Across the country, the MPGs for 16.5 to 21.0 micron gained 102 to 158 cents. The AWEX Eastern Market Indicator rose by 95 cents for the series, closing the week at 1,117 Australian cents. The EMI has now risen for five out the last six series, gaining a total of 259 cents during this period – an increase of 30.2 percent. The significant price rises helped to lower the national passed-in rate to only 2.4 percent.
The skirting market again followed a similar path to the fleece. Strong demand pushed prices up by 100 to 160 cents with 18.0 micron and finer enjoying the largest rises. The crossbreds recorded further rises, but not to the same extent as their Merino cousins. The MPGs for 26.0 to 30.0 micron added between 11 and 60 cents for the series.
General increases in locks, stains and crutchings of 30 to 50 cents, pushed the Merino Carding Indicators up by an average of 37 cents. The large price rises have enticed more sellers to the market, pushing the national offering higher. There are currently 34,093 bales on offer for next week.
Wool Press Grant Application Now Available
The last two years, the American Wool Council was pleased to support producers and shearers with partial funding for new wool presses. The council will again be offering a grant program of $5,000 to two shearers, warehouses or individuals to assist with the purchase or build of a wool press in 2021.
The applicant will cover the bulk of the costs associated with the press purchase, but the American Sheep Industry Association and the AWC seek to assist as much as possible. Grant applications are due by Dec. 1.
As domestic and international freight costs are a significant expense to the American wool industry, the ASI Wool Council developed the Wool Press Grant to incentivize the purchase and production of American wool presses as well as to minimize wool freight costs. This project aims to encourage the use of presses that can be maintained and repaired in the United States, produce bales that are a standard size and emphasize the importance of proper wool bale weights to producers, shearers, warehouseman, pools and co-ops.
While assisting shearers and individuals directly, the program supports American sheep producers by allowing them to generate better returns on their wool clip. Producers will also benefit as the new presses will replace older presses that are prone to delay-causing breakdowns.
Grant recipients will be required to submit a final report – including photos or videos – and documentation that the baler meets all program requirements. Requirements include: the baler must be made in the United States, it must produce an average bale weight of between 400 and 500 pounds, produce a uniform bale size of 32 inches by 52 inches, and come equipped with safety features.

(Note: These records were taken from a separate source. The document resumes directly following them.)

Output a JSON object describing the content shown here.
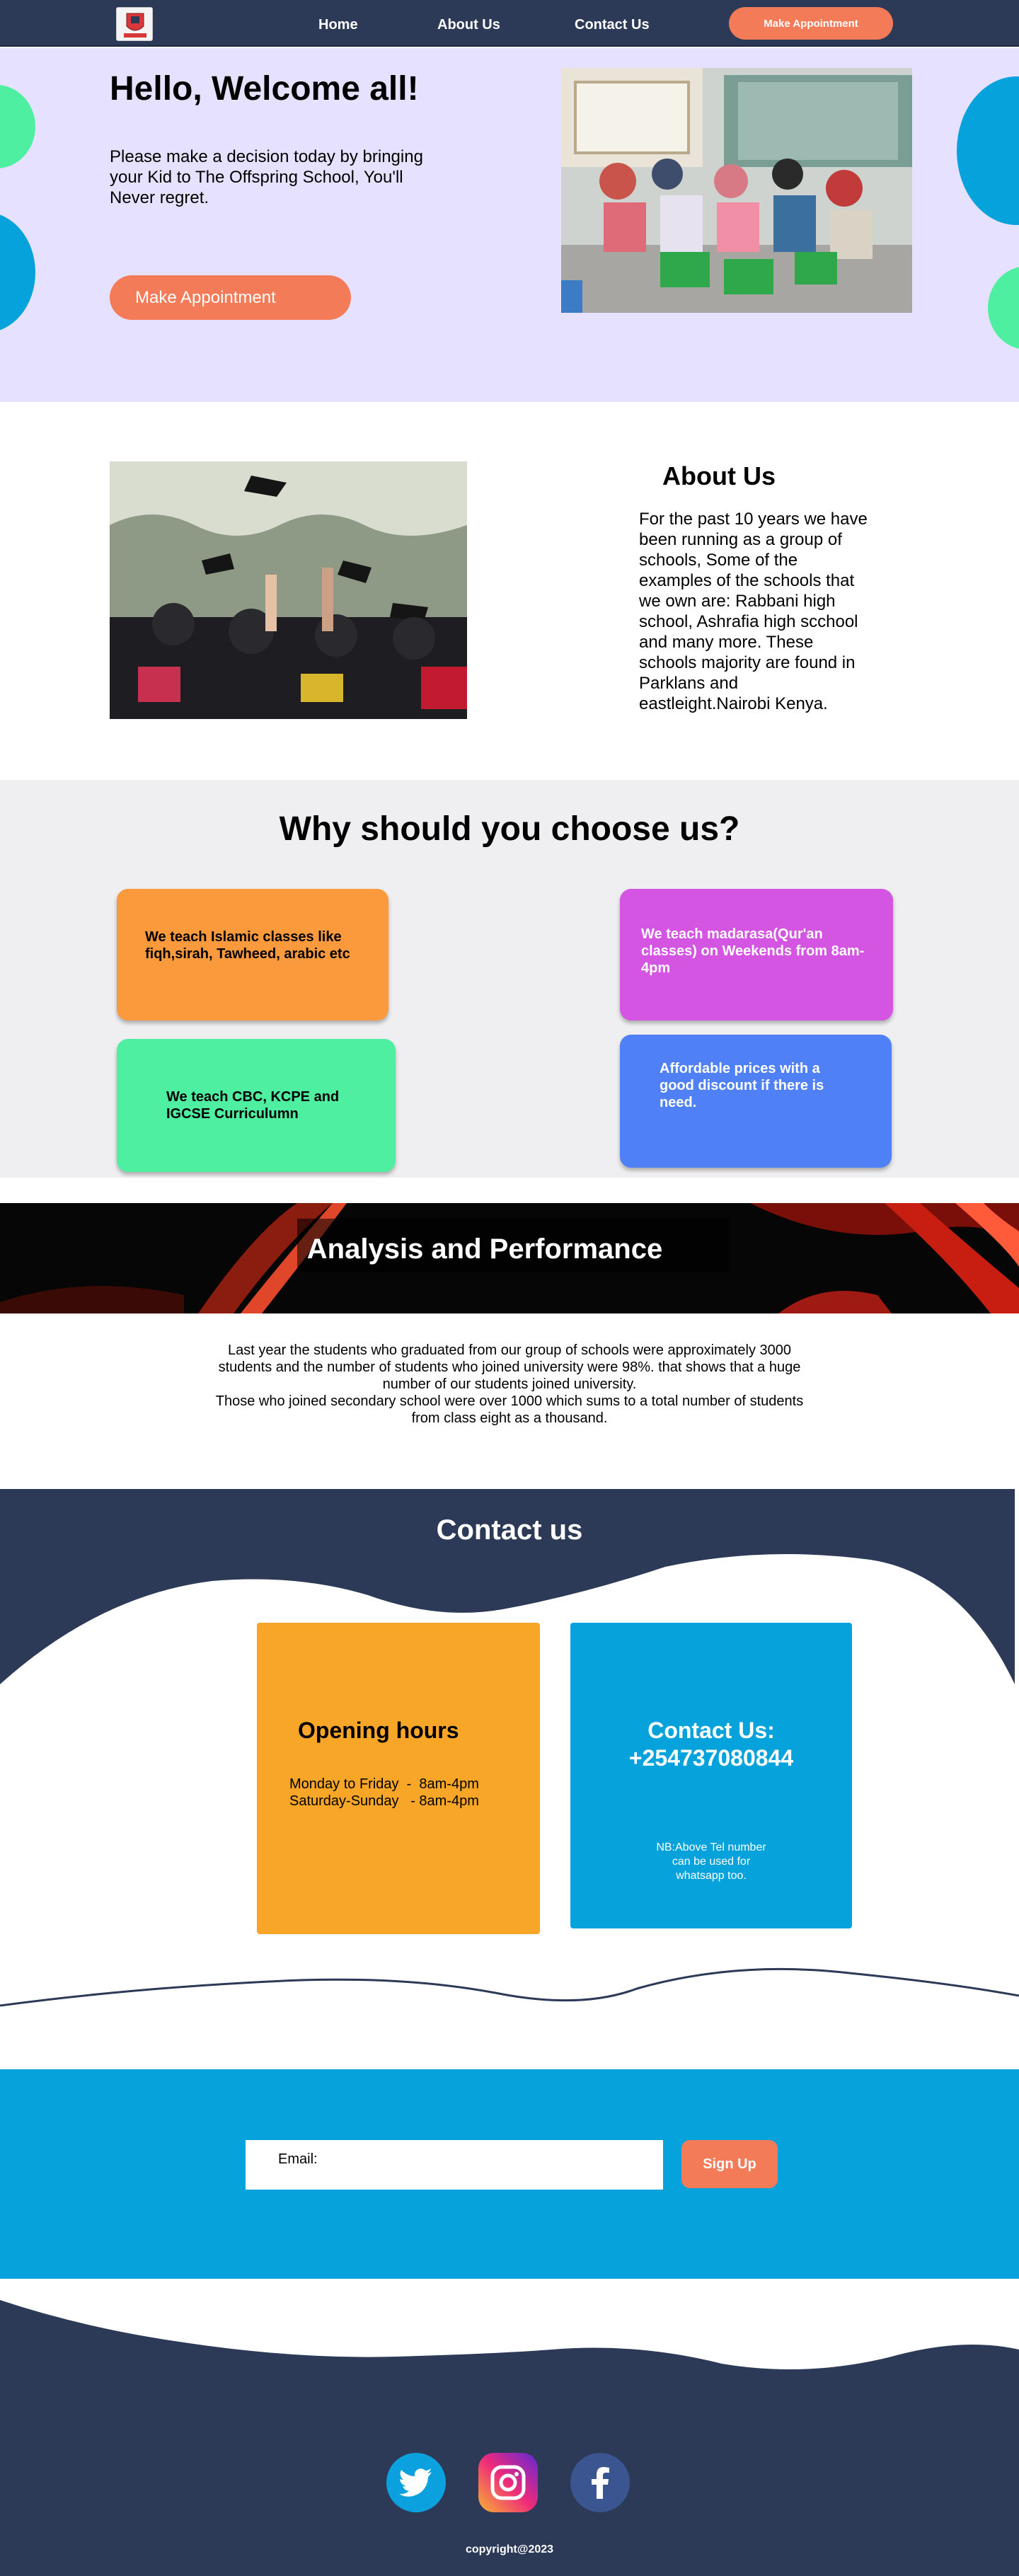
{
  "nav": {
    "home": "Home",
    "about": "About Us",
    "contact": "Contact Us",
    "appointment": "Make Appointment"
  },
  "hero": {
    "title": "Hello, Welcome all!",
    "text": "Please make a decision today by bringing your Kid to The Offspring School, You'll Never regret.",
    "button": "Make Appointment"
  },
  "about": {
    "title": "About Us",
    "text": "For the past 10 years we have been running as a group of schools, Some of the examples of the schools that we own are: Rabbani high school, Ashrafia high scchool and many more. These schools majority are found in Parklans and eastleight.Nairobi Kenya."
  },
  "why": {
    "title": "Why should you choose us?",
    "cards": [
      "We teach Islamic classes like fiqh,sirah, Tawheed, arabic etc",
      "We teach madarasa(Qur'an classes) on Weekends from 8am-4pm",
      "We teach CBC, KCPE and IGCSE Curriculumn",
      "Affordable prices with a good discount if there is need."
    ],
    "colors": [
      "#fb9a3c",
      "#d455e2",
      "#4fefa2",
      "#4f80f6"
    ]
  },
  "analysis": {
    "title": "Analysis and Performance",
    "text1": "Last year the students who graduated from our group of schools were approximately 3000 students and the number of students who joined university were 98%. that shows that a huge number of our students joined university.",
    "text2": "Those who joined secondary school were over 1000 which sums to a total number of students from class eight as a thousand."
  },
  "contact": {
    "title": "Contact us",
    "hours_title": "Opening hours",
    "hours_line1": "Monday to Friday  -  8am-4pm",
    "hours_line2": "Saturday-Sunday   - 8am-4pm",
    "phone_title": "Contact Us:",
    "phone": "+254737080844",
    "note": "NB:Above Tel number can be used for whatsapp too."
  },
  "signup": {
    "email_label": "Email:",
    "button": "Sign Up"
  },
  "footer": {
    "icons": [
      "twitter-icon",
      "instagram-icon",
      "facebook-icon"
    ],
    "copyright": "copyright@2023"
  },
  "colors": {
    "navy": "#2c3a57",
    "accent": "#f47b57",
    "hero_bg": "#e6e1ff",
    "cyan": "#06a2dc",
    "green": "#4fefa2"
  }
}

Click Here for more information and an application.
Video of the Week
American Sheep Industry Association Executive Director Peter Orwick, Jeff Hasbrouck of Double J Feeders and Iowa sheep producer Randall Vos were all interviewed recently for a Market to Market report on Iowa PBS about the state of the American sheep industry.
Click Here to watch the video.
- PRODUCER EDUCATION